__AIM OF THE EXERCISE__:
Your output should be each line from the material below that has the word "intapp".

__LISTED ENTRIES__:
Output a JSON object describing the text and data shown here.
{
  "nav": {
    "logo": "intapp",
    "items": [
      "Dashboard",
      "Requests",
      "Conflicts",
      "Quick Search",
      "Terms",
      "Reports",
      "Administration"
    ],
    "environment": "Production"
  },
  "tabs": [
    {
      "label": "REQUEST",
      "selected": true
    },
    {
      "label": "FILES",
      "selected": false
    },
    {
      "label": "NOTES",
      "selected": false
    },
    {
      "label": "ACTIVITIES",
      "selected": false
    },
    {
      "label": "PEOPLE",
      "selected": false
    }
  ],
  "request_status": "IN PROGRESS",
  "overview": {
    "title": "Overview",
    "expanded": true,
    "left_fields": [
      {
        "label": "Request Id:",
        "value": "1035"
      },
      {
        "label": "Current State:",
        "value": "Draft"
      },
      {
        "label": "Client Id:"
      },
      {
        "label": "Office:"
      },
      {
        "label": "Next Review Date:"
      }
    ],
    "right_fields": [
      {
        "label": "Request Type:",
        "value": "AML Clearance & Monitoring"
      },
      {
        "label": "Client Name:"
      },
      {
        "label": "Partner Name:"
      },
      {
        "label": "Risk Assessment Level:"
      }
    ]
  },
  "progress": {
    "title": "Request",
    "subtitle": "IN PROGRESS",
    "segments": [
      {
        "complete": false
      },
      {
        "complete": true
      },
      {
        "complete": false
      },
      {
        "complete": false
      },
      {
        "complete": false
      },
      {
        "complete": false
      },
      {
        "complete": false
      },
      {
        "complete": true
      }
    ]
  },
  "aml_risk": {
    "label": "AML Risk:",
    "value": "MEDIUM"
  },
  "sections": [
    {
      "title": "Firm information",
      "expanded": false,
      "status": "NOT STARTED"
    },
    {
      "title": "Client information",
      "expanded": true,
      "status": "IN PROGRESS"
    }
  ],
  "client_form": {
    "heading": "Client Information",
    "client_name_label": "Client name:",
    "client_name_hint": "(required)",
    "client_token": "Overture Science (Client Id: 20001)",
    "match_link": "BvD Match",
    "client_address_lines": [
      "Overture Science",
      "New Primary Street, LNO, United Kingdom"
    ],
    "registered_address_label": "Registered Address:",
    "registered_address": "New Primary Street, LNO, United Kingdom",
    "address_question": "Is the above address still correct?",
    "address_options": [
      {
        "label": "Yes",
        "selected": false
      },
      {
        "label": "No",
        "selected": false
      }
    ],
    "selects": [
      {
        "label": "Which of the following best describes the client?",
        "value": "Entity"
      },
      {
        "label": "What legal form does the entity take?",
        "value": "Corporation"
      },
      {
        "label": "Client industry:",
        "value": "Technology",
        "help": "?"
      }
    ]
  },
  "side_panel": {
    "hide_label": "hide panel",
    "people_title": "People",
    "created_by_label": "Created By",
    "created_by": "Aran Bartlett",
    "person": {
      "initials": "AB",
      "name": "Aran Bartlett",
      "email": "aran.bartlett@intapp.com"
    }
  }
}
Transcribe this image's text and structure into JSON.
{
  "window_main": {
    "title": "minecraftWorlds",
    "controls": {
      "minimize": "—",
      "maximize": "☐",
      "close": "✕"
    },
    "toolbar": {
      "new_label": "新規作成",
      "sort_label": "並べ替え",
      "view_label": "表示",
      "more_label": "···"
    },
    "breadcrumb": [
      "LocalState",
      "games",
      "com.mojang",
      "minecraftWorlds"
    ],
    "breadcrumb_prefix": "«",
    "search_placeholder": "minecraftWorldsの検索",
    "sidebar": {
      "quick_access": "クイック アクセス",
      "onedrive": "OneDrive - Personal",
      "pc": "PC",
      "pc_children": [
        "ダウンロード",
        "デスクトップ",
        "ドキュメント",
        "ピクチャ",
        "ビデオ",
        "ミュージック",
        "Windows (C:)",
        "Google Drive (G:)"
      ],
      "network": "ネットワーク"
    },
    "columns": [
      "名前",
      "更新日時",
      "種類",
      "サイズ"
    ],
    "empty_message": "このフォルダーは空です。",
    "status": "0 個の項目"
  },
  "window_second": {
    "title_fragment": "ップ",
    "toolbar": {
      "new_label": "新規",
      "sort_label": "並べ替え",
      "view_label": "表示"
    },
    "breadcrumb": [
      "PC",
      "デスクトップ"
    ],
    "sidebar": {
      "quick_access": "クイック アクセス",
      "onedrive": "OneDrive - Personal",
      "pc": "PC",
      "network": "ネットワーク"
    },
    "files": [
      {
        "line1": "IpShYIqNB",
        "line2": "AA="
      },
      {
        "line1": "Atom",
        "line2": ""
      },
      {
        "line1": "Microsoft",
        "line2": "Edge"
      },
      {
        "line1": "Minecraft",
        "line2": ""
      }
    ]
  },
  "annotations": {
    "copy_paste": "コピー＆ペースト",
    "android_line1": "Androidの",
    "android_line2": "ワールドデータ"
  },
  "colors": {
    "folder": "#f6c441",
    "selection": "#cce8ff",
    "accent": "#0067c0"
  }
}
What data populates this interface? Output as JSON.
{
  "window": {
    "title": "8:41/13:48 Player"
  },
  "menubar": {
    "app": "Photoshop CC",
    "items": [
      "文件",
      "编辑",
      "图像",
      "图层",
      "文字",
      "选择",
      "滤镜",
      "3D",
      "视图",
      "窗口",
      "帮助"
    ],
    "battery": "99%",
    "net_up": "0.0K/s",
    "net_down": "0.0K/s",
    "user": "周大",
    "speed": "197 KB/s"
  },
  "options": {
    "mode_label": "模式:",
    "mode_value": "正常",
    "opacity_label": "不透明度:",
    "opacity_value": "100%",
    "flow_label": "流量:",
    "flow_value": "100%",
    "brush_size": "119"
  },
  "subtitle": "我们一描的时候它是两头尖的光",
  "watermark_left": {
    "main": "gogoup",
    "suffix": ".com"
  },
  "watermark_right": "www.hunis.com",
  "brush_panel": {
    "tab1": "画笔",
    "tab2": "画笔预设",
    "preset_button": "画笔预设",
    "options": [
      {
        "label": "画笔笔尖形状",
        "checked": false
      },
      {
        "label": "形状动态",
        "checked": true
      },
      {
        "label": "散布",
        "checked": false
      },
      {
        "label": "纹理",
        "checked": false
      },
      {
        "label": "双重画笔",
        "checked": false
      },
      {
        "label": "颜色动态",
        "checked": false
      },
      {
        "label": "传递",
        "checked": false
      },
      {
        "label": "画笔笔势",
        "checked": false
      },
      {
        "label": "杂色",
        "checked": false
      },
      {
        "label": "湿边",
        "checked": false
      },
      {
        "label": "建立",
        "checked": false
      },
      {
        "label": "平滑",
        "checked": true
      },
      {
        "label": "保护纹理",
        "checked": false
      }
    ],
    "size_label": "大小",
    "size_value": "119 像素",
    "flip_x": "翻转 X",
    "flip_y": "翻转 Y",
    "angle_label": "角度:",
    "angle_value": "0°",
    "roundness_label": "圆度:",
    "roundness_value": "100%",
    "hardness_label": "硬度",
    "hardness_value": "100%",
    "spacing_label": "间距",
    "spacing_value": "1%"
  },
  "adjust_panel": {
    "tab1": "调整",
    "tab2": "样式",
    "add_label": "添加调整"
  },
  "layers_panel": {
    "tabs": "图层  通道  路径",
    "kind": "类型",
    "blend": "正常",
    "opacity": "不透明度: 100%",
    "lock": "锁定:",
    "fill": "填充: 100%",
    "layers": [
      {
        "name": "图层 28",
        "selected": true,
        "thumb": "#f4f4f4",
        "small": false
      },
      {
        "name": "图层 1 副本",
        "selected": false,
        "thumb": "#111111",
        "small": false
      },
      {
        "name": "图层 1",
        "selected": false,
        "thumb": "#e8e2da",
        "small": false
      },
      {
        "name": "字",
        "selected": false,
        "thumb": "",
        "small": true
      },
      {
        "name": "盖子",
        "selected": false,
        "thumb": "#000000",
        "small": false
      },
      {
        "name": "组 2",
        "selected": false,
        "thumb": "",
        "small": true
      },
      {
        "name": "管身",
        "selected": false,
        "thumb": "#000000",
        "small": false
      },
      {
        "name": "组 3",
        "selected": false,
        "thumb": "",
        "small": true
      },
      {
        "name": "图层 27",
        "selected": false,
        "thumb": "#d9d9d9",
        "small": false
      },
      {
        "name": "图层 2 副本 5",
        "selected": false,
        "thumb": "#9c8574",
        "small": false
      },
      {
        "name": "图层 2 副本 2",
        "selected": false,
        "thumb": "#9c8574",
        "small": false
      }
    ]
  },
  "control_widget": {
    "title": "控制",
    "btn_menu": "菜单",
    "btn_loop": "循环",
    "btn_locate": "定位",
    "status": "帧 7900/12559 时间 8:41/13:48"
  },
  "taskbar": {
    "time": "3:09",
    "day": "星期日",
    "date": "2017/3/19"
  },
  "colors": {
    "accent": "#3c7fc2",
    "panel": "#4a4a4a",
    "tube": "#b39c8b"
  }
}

__TASK SOLUTION__:
    "logo": "intapp",
      "email": "aran.bartlett@intapp.com"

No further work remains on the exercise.